Most scientific hypotheses were created by scientists doing fundamental scientific study. Life science, like other disciplines, can be fundamental or applied.
Science in Practice
This basic research on yeast cells yielded knowledge that applied to practical concerns. Based on their understanding of the cell cycle, scientists have created medications to cure cancer. Cancer is a condition in which cells proliferate uncontrollably. The new medications disrupt the cell cycle of cancer cells, causing them to stop dividing. This is an application of science. The goal of applied science is to solve practical issues. Basic scientific knowledge is usually the foundation for applied science.
Why should you pursue a career in the life sciences?
There are more compelling reasons to pursue a career in the biological sciences. The biological sciences provide us with the ability to answer fundamental questions about ourselves, such as “Where did we originate from?” What exactly are we composed of? What is the source of our existence’s miracle? What is our place in the natural world, in the evolutionary tree?

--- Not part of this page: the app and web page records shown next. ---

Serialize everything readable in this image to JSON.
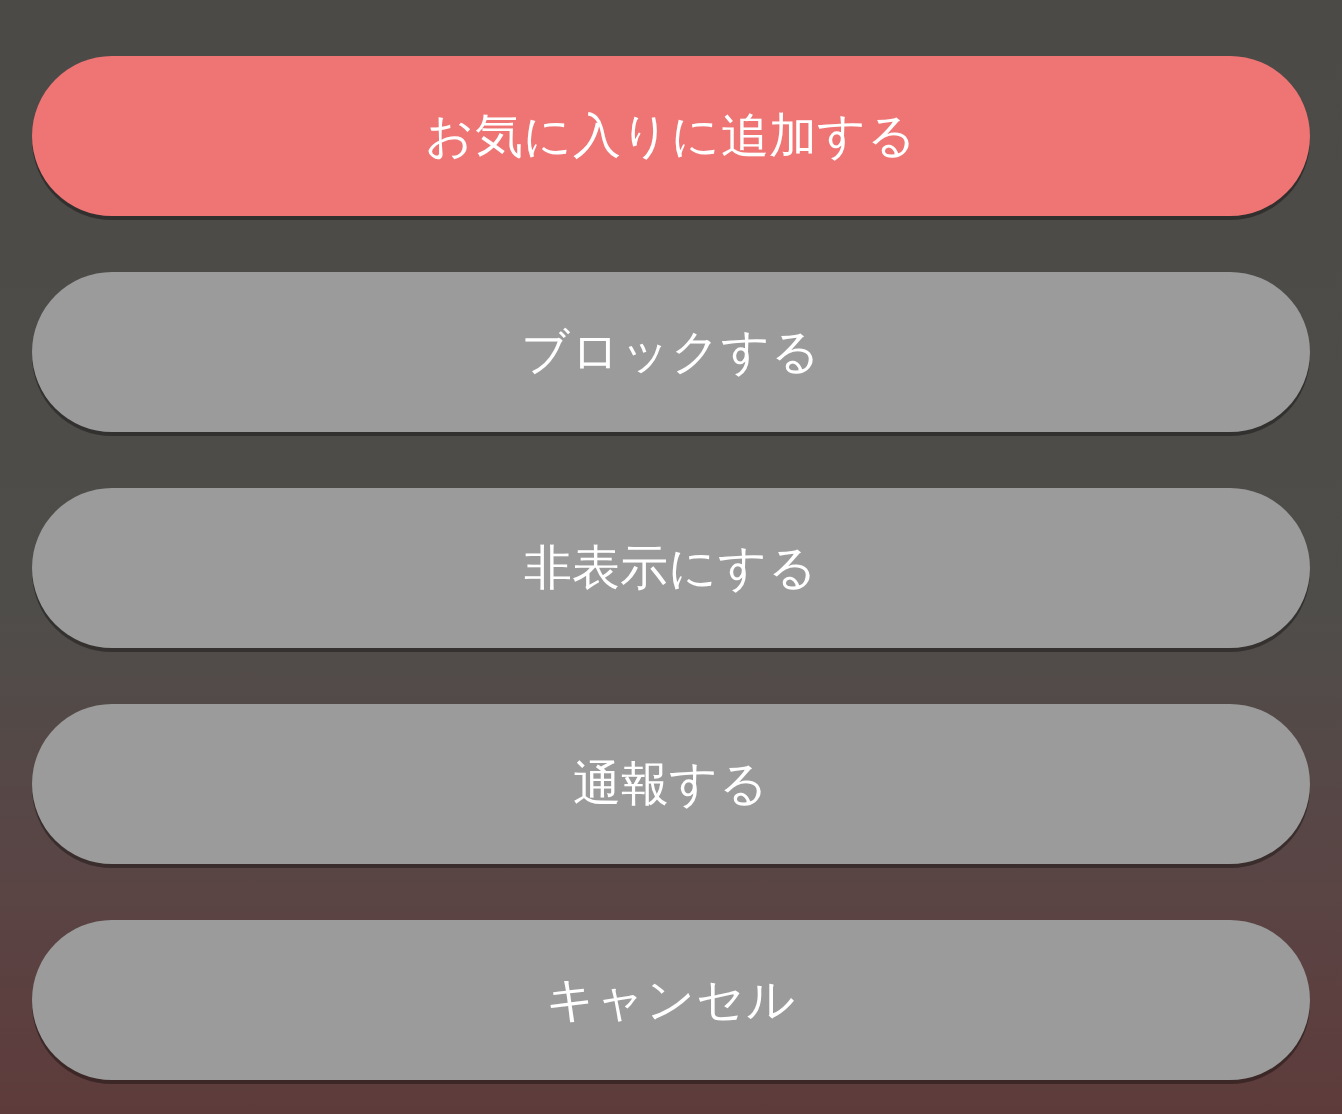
{
  "actions": [
    {
      "label": "お気に入りに追加する",
      "kind": "primary"
    },
    {
      "label": "ブロックする",
      "kind": "default"
    },
    {
      "label": "非表示にする",
      "kind": "default"
    },
    {
      "label": "通報する",
      "kind": "default"
    },
    {
      "label": "キャンセル",
      "kind": "default"
    }
  ]
}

The life sciences have shown us we are all members of the human family, sharing the same fundamental genetic material. Indeed, we are the material that DNA is made of, not merely the stuff that dreams are made of. We comprise the same chemical building pieces, which are formed from the same star dust.
The living species that surround us are not just our earthly friends, but also our forebears. If science is the pursuit of truth, then these are the greatest truths. Indeed, the biological sciences present the most compelling justifications for our society’s most pressing challenges, such as social fairness, environmental preservation, animal protection, international peace, and fundamental human rights.